Perhaps it was simply a question of maturity all along or that his “conditions” created barriers to learning that no school could handle, and that combination of errors affected him in ways we will never understand. Perhaps there were traumas that triggered the inherent anger. Nevertheless, he has finally reached a threshold of approachability so we can talk things through with him. His knee-jerk reaction is still to shout first and listen afterwards, but now he reflects before he makes those final judgment calls. Since we stopped enabling him, he has learnt that his decisions affect him personally as well as us.

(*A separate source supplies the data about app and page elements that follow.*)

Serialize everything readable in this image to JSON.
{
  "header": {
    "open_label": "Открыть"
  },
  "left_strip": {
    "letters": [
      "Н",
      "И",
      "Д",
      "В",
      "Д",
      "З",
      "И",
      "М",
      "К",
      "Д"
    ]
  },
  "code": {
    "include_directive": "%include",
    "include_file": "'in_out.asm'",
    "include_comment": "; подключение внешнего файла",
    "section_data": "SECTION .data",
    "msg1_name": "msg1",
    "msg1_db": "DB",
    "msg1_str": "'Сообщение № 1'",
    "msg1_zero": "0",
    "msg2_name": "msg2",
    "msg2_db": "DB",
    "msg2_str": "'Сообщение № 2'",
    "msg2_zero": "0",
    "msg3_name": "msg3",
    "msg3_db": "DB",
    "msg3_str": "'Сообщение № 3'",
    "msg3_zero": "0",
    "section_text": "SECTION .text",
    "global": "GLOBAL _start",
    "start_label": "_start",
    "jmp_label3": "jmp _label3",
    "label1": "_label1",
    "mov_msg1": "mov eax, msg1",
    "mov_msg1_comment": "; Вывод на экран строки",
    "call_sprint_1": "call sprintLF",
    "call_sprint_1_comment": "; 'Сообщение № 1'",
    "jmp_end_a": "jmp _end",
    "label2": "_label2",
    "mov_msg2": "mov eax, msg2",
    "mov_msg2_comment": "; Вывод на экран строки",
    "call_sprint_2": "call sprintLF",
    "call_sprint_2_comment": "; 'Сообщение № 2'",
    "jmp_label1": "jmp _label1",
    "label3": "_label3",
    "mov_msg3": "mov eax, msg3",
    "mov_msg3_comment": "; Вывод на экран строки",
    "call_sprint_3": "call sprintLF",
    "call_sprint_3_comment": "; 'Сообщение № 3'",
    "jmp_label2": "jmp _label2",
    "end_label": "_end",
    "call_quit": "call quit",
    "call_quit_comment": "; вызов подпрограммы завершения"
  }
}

I grieved through those years for the son I thought I’d have, the one who opened doors for me, wore collared shirts, was clean-shaven and polite and I secretly rued the fact that I couldn’t mould him into who I expected him to be.
On bad days it was easy to forget that I have a son who cuddles me, seeks my company and tells me he loves me every day.
And I have evolved with him. Somewhere on this journey I reached an acceptance that he will create his own destiny, and if that turns out to be prison or rehab, I will be there for him, but I am not responsible for it. Just as an experience such as cancer makes you value every day, an experience such as ours makes you more embracing of difference, less judgmental of other people’s choices and I have much more empathy and respect for those that struggle with invisible illnesses.
It may also have something to do with my age, but my expectations for my children and myself are now focused on the simple goals in life, such as health, happiness, goodness and personal fulfilment rather than financial success and one-upmanship.
Kurt will find his way. And it will be his way.